Greetings! As requested, I've fiddled around a bit with this to try and break it for you. I chose “GRACE Water-Equivalent-Thickness Surface-Mass Anomaly; CSR RL06, 1.0°, 2002-2017” as a test case (since I know what that data should look like). Here's what I thought as I went through:
The “graph” option:
1.) It would be incredibly useful to have the ability to use your mouse to draw a box on the map, showing the lat/lon bounds of the data you want.
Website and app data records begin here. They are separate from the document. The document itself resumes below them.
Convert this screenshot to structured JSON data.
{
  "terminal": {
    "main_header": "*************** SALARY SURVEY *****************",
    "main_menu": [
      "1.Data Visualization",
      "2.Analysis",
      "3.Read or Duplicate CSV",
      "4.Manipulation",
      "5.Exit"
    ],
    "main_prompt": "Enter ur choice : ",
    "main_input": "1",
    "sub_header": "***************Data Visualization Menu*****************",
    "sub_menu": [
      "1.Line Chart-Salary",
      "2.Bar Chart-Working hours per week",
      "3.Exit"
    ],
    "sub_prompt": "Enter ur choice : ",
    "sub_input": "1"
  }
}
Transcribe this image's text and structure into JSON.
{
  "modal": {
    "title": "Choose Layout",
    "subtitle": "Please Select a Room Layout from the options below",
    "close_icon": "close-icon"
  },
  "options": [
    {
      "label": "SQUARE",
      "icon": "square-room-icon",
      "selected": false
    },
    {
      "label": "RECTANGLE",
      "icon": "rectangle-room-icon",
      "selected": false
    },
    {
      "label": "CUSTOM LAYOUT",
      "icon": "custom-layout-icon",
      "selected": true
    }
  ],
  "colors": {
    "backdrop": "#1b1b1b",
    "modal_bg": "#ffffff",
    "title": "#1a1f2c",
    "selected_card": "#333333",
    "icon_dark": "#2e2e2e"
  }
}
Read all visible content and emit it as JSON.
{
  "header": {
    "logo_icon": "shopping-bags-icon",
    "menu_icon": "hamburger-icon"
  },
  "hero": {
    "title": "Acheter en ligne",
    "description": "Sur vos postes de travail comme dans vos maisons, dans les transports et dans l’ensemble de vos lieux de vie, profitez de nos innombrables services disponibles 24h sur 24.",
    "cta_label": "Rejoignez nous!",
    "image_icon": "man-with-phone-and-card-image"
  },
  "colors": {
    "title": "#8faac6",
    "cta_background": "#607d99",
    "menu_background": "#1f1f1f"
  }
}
I found the zoom options really frustrating to use, and it took me a while to see the lat/lon sliders to the left.
2.) It would be helpful if the time option gave a pull-down list or something, not merely a “next” and “previous” option.
3.) When I type “2014-10” for a monthly product, I mean the one labelled “2014-10-16”, not “2014-09-16”. I assume you’ve got it coded to give the nearest time value, but for monthly data that’s not really what’s implied.
(Don’t have much more to say on the graphing section. I’d never use such an auto-graphing option in real life, so I’m probably not the best judge.)
The “data” option:
1.) Pretty big (and correctable) error found here. I started by giving it the inputs of:
dates: 2002 to 2018
lats: -80 to -40
lons: 0 to 360
I got back no data and this error message:
message="Not Found: Your query produced no matching results. Query error: For variable=lwe_thickness axis#0=time Constraint=\"[(2002):1:(2018)]\": Start=\"2002\" is less than the axis minimum=2002-04-18T00:00:00Z (and even 2002-03-31T22:11:06Z).";
I tried again from 2003 to 2017, and got the same error. This is plainly being caused by the date format. But no one’s going to automatically type in “2017-06-10T12:00:00Z” when they mean 2017-06, and giving a range in years (even ones just before/after the mission so you can get all the data) is likely going to be pretty normal.
2.) Upon downloading the data, the output (csv form) looks like this:
Would there be any way to offer an option for a different time format? As is, this doesn’t allow simple plotting/reading, but needs a specifically-defined formatted input read to put the date into anything usable. This isn’t critical, but avoiding the T and Z, in particular, would make life easier for most users. And again, with monthly data (as opposed to, say, along track altimetry or something) the times really only require YR-MO, nothing more. YR-MO-DY would be plenty – and easier to use.
That's about all I noticed on a quick pass through. Thanks, guys!
-- Jennifer Bonin